The Name I’ll Give
Later, telling the story, I almost hit it. The dog. Her, I say her but I never knew. It wasn’t that, was never that close. Window down, yelling, bad part of town, whatever that means. I got out, cut her off, allowed her to fall toward me, on a tract. The business was closed, but the parking lot visible, letters spelling out something I didn’t want. Pure bred, covered in yellow burs. I picked them off, but I could only do so much. I couldn’t take her, didn’t have an aim. For her part, she kept moving, that tract once again. Without a collar, I had nothing to grab, the burs, my fingers were bleeding. I would have kept following, but my car window still open, I ran back, thought I could do both. Returning, she’d slipped under a fence. I wanted to call out, but I had nothing, no name to the feeling, no description I could point to later. I stood out there in the dark, the cold, almost grateful that I didn’t have to make a choice. Back in the car, a song was on the radio, one I knew. This is the name I’ll give, I thought. It’s then that I told myself I’d never listen to that song again.

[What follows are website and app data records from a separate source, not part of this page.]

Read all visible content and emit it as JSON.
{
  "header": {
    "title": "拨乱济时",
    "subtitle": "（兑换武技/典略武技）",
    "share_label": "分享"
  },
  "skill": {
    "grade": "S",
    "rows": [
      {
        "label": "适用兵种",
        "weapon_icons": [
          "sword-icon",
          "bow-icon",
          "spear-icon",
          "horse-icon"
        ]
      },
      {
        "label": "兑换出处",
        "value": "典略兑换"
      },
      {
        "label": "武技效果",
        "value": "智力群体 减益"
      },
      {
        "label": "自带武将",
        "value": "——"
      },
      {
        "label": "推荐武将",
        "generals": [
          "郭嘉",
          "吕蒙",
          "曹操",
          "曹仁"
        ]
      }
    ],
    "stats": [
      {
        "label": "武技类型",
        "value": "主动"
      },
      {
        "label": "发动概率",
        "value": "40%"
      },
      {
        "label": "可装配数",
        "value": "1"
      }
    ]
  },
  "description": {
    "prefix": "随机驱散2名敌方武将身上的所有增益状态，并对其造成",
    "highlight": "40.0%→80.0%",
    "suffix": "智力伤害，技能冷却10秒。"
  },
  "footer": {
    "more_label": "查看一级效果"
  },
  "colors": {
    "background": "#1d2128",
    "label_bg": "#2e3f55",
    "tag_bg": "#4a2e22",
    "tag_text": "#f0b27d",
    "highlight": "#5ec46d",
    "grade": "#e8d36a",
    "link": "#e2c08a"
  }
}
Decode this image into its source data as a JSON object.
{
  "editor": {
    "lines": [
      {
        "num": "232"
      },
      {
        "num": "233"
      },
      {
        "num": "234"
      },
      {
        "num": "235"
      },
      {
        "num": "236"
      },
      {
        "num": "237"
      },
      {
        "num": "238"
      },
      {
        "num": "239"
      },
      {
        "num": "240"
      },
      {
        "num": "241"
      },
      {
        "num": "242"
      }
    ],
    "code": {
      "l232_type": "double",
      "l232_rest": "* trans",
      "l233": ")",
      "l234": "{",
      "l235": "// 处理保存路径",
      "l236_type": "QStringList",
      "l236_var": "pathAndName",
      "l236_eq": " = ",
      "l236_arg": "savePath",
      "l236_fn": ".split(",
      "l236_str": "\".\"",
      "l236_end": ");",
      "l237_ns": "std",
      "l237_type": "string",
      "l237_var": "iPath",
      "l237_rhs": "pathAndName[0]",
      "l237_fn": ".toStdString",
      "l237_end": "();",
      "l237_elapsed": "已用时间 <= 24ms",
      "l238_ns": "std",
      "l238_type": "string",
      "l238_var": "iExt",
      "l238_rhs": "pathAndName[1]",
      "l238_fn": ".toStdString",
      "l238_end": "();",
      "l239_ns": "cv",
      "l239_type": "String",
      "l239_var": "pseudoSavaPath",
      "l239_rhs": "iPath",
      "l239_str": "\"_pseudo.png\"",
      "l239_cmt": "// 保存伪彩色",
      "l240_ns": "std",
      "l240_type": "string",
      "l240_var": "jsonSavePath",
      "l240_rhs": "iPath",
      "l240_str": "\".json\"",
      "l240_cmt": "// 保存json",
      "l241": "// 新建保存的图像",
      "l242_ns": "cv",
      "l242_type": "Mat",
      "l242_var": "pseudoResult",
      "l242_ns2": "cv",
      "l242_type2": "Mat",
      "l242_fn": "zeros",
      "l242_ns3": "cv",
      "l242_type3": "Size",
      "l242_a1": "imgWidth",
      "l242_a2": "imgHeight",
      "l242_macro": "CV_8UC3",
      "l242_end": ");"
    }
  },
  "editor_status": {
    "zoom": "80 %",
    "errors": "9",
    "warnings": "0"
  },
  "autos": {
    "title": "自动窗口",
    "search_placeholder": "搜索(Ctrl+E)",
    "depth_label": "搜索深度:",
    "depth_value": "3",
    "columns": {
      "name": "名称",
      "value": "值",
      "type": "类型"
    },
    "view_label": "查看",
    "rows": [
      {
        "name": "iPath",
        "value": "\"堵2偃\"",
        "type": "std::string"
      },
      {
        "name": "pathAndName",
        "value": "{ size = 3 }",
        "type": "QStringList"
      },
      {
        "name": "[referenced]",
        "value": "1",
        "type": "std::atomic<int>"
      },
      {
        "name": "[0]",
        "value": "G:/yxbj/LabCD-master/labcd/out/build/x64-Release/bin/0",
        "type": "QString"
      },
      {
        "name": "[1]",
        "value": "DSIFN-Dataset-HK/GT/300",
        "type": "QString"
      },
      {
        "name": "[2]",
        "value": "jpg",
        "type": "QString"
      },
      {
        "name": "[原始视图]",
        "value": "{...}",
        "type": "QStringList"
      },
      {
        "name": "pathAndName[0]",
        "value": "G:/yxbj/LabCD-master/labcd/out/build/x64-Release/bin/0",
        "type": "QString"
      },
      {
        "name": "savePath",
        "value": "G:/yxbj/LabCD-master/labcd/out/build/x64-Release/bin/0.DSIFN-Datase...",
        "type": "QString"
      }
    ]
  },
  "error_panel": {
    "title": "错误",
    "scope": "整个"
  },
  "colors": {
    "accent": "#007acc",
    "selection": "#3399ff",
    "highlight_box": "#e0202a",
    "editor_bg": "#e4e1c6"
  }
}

Photo by John Simpkins: Looking south from Old Andrews School, a virga illuminated with late afternoon light. Cactus Smyth's homestead in middle ground.
Alex Sobel is a music teacher and freelance journalist living in Toledo, Ohio. His writing has appeared or is forthcoming in publications such as The Saturday Evening Post Online, Stoneslide Corrective, Foundling Review, Hippocampus Magazine, theNewerYork, and others.